Rodriguez doesn’t turn to an East-West binary. She makes friends and finds an Afghan husband (in an arranged marriage). While the power men hold over the lives of some of the women she meets is more extreme than legally possible in the United States, Rodriguez can relate. She herself faced an abusive husband, and this background, which she retells, makes it easy for her and the reader to understand the women she meets. She shows the hardships they face with otherizing them — painting a respectful portrait of their emotional strength and endurance. She says, “I’ve been blessed with family, and I’m rich—especially rich—in sisters. I sometimes wonder if I’ve done as much for them as they’ve done for me” (269). She resists the tendency to conform Afghan women to American standards in an effort to help them. She notes that helping Afghan women is not as straightforward as Westerners think: “It takes a long time to understand how the complexities of these women’s lives differ from the complexities of ours. Sometimes she can’t help, even when understand these complexities” (259).

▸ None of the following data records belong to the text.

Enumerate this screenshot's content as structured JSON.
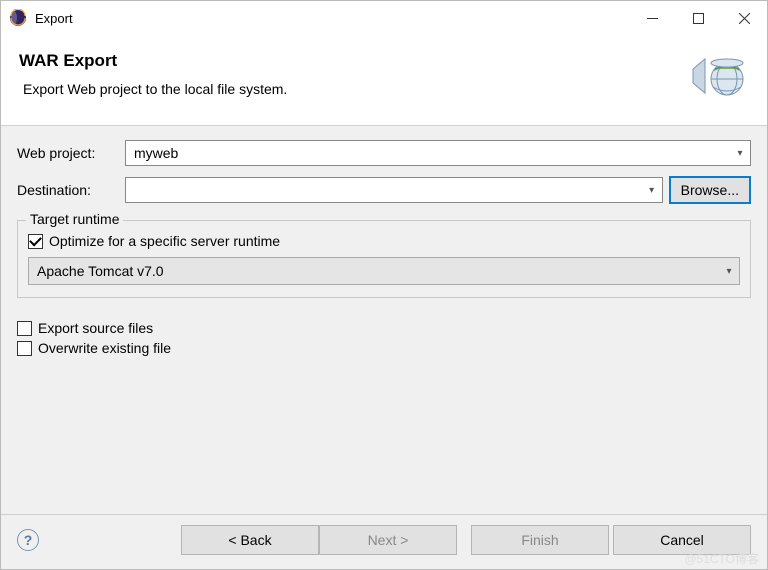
{
  "window": {
    "title": "Export"
  },
  "header": {
    "title": "WAR Export",
    "description": "Export Web project to the local file system."
  },
  "form": {
    "web_project_label": "Web project:",
    "web_project_value": "myweb",
    "destination_label": "Destination:",
    "destination_value": "",
    "browse_label": "Browse..."
  },
  "target_runtime": {
    "legend": "Target runtime",
    "optimize_label": "Optimize for a specific server runtime",
    "optimize_checked": true,
    "selected_runtime": "Apache Tomcat v7.0"
  },
  "options": {
    "export_source_label": "Export source files",
    "export_source_checked": false,
    "overwrite_label": "Overwrite existing file",
    "overwrite_checked": false
  },
  "buttons": {
    "back": "< Back",
    "next": "Next >",
    "finish": "Finish",
    "cancel": "Cancel"
  },
  "watermark": "@51CTO博客"
}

Despite the political context of the situation — an American woman in Afghanistan at the start of an American-led “War on Terror” — the book is free of politics. Rodriguez takes no sides. There is a mention of the war in Iraq, but only because it relates to the delayed shipping of supplies to Afghanistan. Focusing on the lives of women, the book leaves political discourse for other books to take on. It’s fortunate, because comments like this — “I still wonder if that videotape will show up on Aljazeera television someday, as evidence that American hairdressers are torturing Afghan men” — make me think Rodriguez wouldn’t be the best person to analyze the political backdrop.
Similarly, Rodriguez does not spend much time on religion. She notes Islamic practices and her Christian faith when they come up, but they are not a large part of the book. She never colors Islam as the source of all problems, but some comments are questionable. She writes, “Even though Roshanna’s parents weren’t deeply conservative Muslims, they wanted to see their country return to normal, and the Taliban seemed determined to make this happen.” Is being a “deeply conservative Muslim” equivalent to supporting the Taliban? That’s troubling.
The writing is straightforward and readable, although somewhat disjointed and not terribly sophisticated. At 270 pages, it’s easy to read in a day or two. Overall, it’s an worthwhile read, portraying Afghan women from a rare angle.
Note: The story may not be all it appears to be; see criticism here.